Give the entries below again, word for word, and leave out the images.

-- RECORDS SHOWN follows --

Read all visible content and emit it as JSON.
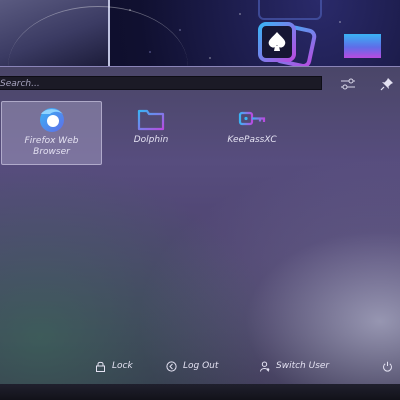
{
  "search": {
    "placeholder": "Search..."
  },
  "apps": [
    {
      "label": "Firefox Web Browser",
      "icon": "firefox-icon"
    },
    {
      "label": "Dolphin",
      "icon": "folder-icon"
    },
    {
      "label": "KeePassXC",
      "icon": "key-icon"
    }
  ],
  "footer": {
    "lock_label": "Lock",
    "logout_label": "Log Out",
    "switch_user_label": "Switch User"
  },
  "colors": {
    "accent_blue": "#3ab3f5",
    "accent_purple": "#b84be0",
    "panel_bg": "#4a4668",
    "search_bg": "#1b1a26"
  }
}
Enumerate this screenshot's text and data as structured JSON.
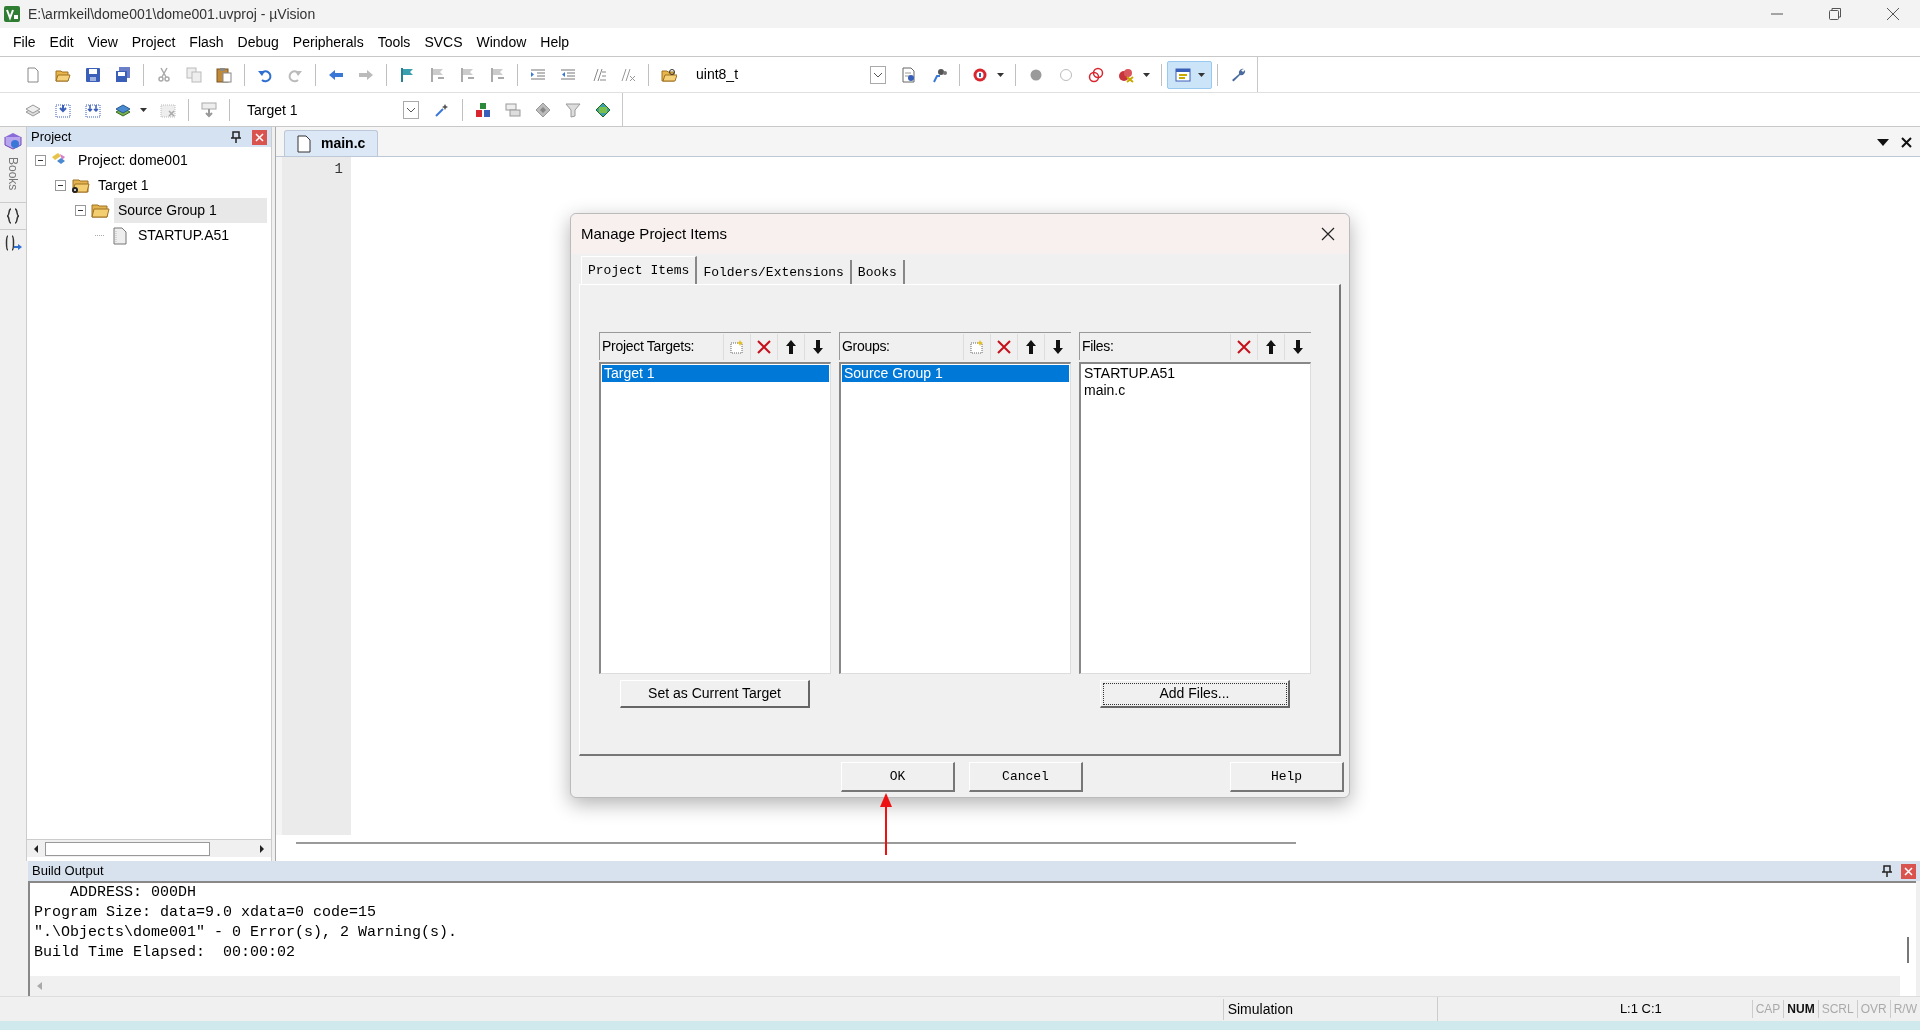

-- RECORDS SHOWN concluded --

• RESULT OF THE EXERCISE:
Read all visible content and emit it as JSON.
{
  "search": {
    "placeholder": "Search..."
  },
  "apps": [
    {
      "label": "Firefox Web Browser",
      "icon": "firefox-icon"
    },
    {
      "label": "Dolphin",
      "icon": "folder-icon"
    },
    {
      "label": "KeePassXC",
      "icon": "key-icon"
    }
  ],
  "footer": {
    "lock_label": "Lock",
    "logout_label": "Log Out",
    "switch_user_label": "Switch User"
  },
  "colors": {
    "accent_blue": "#3ab3f5",
    "accent_purple": "#b84be0",
    "panel_bg": "#4a4668",
    "search_bg": "#1b1a26"
  }
}
Enumerate this screenshot's text and data as structured JSON.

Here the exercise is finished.